**INPUT DATA:**
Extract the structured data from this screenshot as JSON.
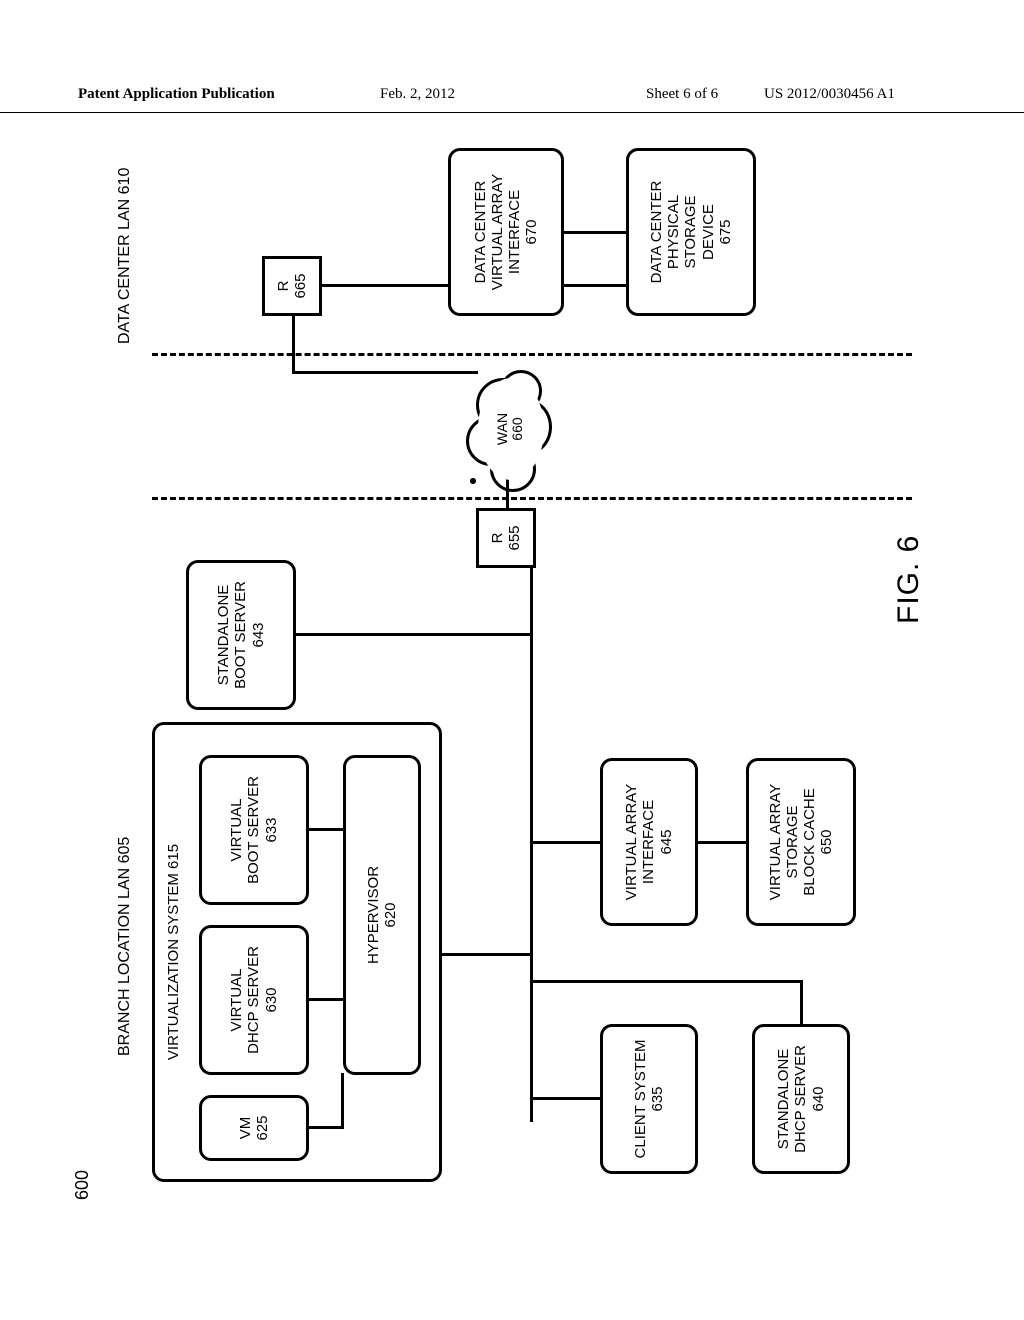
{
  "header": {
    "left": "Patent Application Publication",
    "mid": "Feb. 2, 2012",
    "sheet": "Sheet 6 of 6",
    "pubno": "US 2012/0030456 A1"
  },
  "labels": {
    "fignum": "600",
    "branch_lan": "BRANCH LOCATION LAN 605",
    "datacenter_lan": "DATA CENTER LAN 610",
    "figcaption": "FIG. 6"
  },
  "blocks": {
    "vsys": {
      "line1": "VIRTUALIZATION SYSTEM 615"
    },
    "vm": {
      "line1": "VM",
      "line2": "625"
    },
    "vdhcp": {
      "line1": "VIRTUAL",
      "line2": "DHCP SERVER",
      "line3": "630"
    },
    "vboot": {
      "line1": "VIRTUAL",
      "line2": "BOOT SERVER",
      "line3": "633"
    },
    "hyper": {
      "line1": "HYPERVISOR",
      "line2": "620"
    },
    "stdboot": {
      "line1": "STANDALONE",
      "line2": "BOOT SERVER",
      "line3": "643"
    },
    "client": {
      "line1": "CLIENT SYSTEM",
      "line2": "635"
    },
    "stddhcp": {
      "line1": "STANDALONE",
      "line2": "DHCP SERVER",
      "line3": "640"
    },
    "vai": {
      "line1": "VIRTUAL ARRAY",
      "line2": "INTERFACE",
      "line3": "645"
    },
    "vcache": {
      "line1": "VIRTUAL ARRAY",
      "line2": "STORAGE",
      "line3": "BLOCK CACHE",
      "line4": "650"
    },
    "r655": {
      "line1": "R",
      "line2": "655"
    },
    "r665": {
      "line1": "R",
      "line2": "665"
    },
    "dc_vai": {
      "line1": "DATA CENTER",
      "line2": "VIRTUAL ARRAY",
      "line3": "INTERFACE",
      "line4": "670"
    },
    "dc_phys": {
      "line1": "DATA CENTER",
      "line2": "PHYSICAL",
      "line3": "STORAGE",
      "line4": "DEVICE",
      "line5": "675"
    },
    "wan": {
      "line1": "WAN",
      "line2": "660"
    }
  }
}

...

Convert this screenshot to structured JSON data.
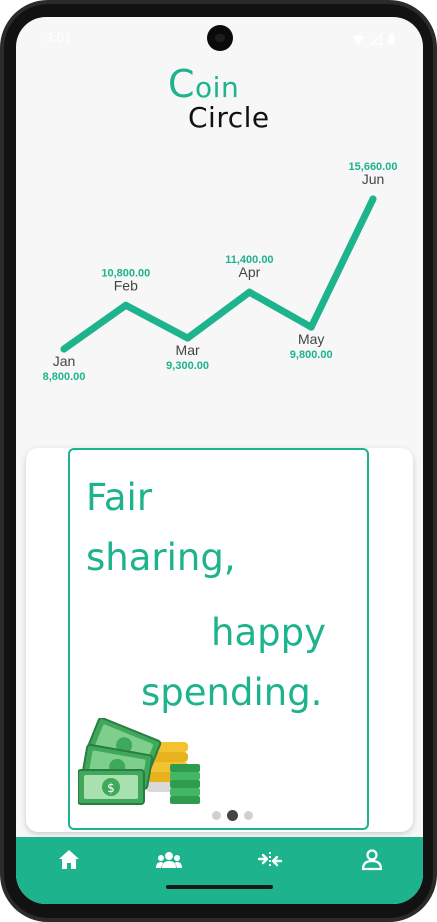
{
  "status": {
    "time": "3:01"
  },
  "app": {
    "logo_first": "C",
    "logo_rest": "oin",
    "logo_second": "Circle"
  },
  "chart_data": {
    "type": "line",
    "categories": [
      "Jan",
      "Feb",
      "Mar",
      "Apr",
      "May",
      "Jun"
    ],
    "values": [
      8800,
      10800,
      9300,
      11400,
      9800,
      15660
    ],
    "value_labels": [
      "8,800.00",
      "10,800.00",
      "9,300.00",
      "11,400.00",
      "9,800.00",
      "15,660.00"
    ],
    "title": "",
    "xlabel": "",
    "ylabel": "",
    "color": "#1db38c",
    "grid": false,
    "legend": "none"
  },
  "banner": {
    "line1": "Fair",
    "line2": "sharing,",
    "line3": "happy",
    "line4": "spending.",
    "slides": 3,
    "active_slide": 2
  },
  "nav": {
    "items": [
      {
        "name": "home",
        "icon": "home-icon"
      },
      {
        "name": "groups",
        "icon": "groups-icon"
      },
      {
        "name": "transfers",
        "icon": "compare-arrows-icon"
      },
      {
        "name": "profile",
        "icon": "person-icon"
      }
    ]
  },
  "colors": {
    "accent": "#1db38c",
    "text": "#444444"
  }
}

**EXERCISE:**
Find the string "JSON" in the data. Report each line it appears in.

**EXERCISE OUTPUT:**
Extract the structured data from this screenshot as JSON.
Convert this screenshot to structured JSON data.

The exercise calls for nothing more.